▶ **Description of the task**
The answer should consist of all the records, written out word for word.

▶ **Data excerpts**
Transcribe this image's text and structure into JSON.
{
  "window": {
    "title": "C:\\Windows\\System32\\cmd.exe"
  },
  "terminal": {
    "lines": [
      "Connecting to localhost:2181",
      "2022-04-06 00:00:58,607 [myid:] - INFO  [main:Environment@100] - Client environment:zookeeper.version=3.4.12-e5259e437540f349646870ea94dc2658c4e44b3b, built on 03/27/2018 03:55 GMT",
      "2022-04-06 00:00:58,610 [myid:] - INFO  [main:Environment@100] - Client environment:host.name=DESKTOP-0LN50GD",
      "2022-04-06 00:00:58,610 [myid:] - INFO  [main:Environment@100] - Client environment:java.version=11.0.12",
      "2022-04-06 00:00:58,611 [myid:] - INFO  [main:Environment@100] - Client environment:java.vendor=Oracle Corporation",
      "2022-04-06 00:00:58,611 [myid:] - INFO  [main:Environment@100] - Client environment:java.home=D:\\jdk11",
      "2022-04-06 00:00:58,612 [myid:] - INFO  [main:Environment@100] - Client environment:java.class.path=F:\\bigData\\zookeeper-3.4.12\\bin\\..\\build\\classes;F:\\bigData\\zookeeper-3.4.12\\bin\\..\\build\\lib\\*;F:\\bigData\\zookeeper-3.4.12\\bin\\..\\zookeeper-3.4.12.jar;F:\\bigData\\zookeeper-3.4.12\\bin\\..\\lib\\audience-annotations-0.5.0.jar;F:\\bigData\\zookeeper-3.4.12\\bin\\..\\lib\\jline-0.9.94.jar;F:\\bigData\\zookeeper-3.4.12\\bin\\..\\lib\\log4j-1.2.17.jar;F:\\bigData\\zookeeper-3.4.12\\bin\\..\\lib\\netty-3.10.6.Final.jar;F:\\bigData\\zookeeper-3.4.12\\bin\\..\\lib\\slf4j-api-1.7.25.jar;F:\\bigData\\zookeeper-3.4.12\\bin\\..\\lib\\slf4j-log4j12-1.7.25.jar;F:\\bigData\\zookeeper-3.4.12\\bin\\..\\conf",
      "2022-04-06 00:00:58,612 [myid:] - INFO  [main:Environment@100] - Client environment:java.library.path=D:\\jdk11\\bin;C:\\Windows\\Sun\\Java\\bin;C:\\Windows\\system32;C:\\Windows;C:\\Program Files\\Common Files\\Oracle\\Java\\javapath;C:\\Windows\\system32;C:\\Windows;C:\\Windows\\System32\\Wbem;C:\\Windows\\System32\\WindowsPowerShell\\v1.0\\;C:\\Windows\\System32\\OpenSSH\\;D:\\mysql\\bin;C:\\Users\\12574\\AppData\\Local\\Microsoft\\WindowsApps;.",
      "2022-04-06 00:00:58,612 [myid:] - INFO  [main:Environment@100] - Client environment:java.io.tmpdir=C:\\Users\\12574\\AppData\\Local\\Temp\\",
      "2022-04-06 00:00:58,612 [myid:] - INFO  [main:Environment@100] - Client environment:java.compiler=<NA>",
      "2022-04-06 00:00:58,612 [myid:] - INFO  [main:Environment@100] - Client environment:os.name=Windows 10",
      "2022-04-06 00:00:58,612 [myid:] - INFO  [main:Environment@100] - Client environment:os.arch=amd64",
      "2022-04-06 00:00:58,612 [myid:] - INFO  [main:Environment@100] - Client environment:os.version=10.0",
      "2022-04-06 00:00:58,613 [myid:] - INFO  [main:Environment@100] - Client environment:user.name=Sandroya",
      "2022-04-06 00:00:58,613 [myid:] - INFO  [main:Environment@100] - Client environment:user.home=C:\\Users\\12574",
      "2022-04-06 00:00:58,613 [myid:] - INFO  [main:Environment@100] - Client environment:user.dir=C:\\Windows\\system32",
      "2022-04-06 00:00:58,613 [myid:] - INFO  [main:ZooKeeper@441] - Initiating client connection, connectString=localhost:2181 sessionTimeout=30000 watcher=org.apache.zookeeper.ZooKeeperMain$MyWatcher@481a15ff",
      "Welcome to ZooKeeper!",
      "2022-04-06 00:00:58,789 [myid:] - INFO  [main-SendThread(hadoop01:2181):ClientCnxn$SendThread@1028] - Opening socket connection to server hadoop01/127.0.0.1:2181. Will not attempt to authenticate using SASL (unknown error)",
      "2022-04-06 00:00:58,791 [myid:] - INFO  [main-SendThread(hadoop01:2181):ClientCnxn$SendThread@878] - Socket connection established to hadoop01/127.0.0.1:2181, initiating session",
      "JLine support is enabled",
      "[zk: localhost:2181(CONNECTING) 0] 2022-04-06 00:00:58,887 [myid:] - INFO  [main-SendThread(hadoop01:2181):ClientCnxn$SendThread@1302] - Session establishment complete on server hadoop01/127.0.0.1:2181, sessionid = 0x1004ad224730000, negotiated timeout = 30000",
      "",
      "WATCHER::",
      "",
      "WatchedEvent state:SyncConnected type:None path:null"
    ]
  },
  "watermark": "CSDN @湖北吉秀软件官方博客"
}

▶ **Solution to this problem**
Transcribe this image's text and structure into JSON.
{
  "window": {
    "title": "C:\\Windows\\System32\\cmd.exe"
  },
  "terminal": {
    "lines": [
      "Connecting to localhost:2181",
      "2022-04-06 00:00:58,607 [myid:] - INFO  [main:Environment@100] - Client environment:zookeeper.version=3.4.12-e5259e437540f349646870ea94dc2658c4e44b3b, built on 03/27/2018 03:55 GMT",
      "2022-04-06 00:00:58,610 [myid:] - INFO  [main:Environment@100] - Client environment:host.name=DESKTOP-0LN50GD",
      "2022-04-06 00:00:58,610 [myid:] - INFO  [main:Environment@100] - Client environment:java.version=11.0.12",
      "2022-04-06 00:00:58,611 [myid:] - INFO  [main:Environment@100] - Client environment:java.vendor=Oracle Corporation",
      "2022-04-06 00:00:58,611 [myid:] - INFO  [main:Environment@100] - Client environment:java.home=D:\\jdk11",
      "2022-04-06 00:00:58,612 [myid:] - INFO  [main:Environment@100] - Client environment:java.class.path=F:\\bigData\\zookeeper-3.4.12\\bin\\..\\build\\classes;F:\\bigData\\zookeeper-3.4.12\\bin\\..\\build\\lib\\*;F:\\bigData\\zookeeper-3.4.12\\bin\\..\\zookeeper-3.4.12.jar;F:\\bigData\\zookeeper-3.4.12\\bin\\..\\lib\\audience-annotations-0.5.0.jar;F:\\bigData\\zookeeper-3.4.12\\bin\\..\\lib\\jline-0.9.94.jar;F:\\bigData\\zookeeper-3.4.12\\bin\\..\\lib\\log4j-1.2.17.jar;F:\\bigData\\zookeeper-3.4.12\\bin\\..\\lib\\netty-3.10.6.Final.jar;F:\\bigData\\zookeeper-3.4.12\\bin\\..\\lib\\slf4j-api-1.7.25.jar;F:\\bigData\\zookeeper-3.4.12\\bin\\..\\lib\\slf4j-log4j12-1.7.25.jar;F:\\bigData\\zookeeper-3.4.12\\bin\\..\\conf",
      "2022-04-06 00:00:58,612 [myid:] - INFO  [main:Environment@100] - Client environment:java.library.path=D:\\jdk11\\bin;C:\\Windows\\Sun\\Java\\bin;C:\\Windows\\system32;C:\\Windows;C:\\Program Files\\Common Files\\Oracle\\Java\\javapath;C:\\Windows\\system32;C:\\Windows;C:\\Windows\\System32\\Wbem;C:\\Windows\\System32\\WindowsPowerShell\\v1.0\\;C:\\Windows\\System32\\OpenSSH\\;D:\\mysql\\bin;C:\\Users\\12574\\AppData\\Local\\Microsoft\\WindowsApps;.",
      "2022-04-06 00:00:58,612 [myid:] - INFO  [main:Environment@100] - Client environment:java.io.tmpdir=C:\\Users\\12574\\AppData\\Local\\Temp\\",
      "2022-04-06 00:00:58,612 [myid:] - INFO  [main:Environment@100] - Client environment:java.compiler=<NA>",
      "2022-04-06 00:00:58,612 [myid:] - INFO  [main:Environment@100] - Client environment:os.name=Windows 10",
      "2022-04-06 00:00:58,612 [myid:] - INFO  [main:Environment@100] - Client environment:os.arch=amd64",
      "2022-04-06 00:00:58,612 [myid:] - INFO  [main:Environment@100] - Client environment:os.version=10.0",
      "2022-04-06 00:00:58,613 [myid:] - INFO  [main:Environment@100] - Client environment:user.name=Sandroya",
      "2022-04-06 00:00:58,613 [myid:] - INFO  [main:Environment@100] - Client environment:user.home=C:\\Users\\12574",
      "2022-04-06 00:00:58,613 [myid:] - INFO  [main:Environment@100] - Client environment:user.dir=C:\\Windows\\system32",
      "2022-04-06 00:00:58,613 [myid:] - INFO  [main:ZooKeeper@441] - Initiating client connection, connectString=localhost:2181 sessionTimeout=30000 watcher=org.apache.zookeeper.ZooKeeperMain$MyWatcher@481a15ff",
      "Welcome to ZooKeeper!",
      "2022-04-06 00:00:58,789 [myid:] - INFO  [main-SendThread(hadoop01:2181):ClientCnxn$SendThread@1028] - Opening socket connection to server hadoop01/127.0.0.1:2181. Will not attempt to authenticate using SASL (unknown error)",
      "2022-04-06 00:00:58,791 [myid:] - INFO  [main-SendThread(hadoop01:2181):ClientCnxn$SendThread@878] - Socket connection established to hadoop01/127.0.0.1:2181, initiating session",
      "JLine support is enabled",
      "[zk: localhost:2181(CONNECTING) 0] 2022-04-06 00:00:58,887 [myid:] - INFO  [main-SendThread(hadoop01:2181):ClientCnxn$SendThread@1302] - Session establishment complete on server hadoop01/127.0.0.1:2181, sessionid = 0x1004ad224730000, negotiated timeout = 30000",
      "",
      "WATCHER::",
      "",
      "WatchedEvent state:SyncConnected type:None path:null"
    ]
  },
  "watermark": "CSDN @湖北吉秀软件官方博客"
}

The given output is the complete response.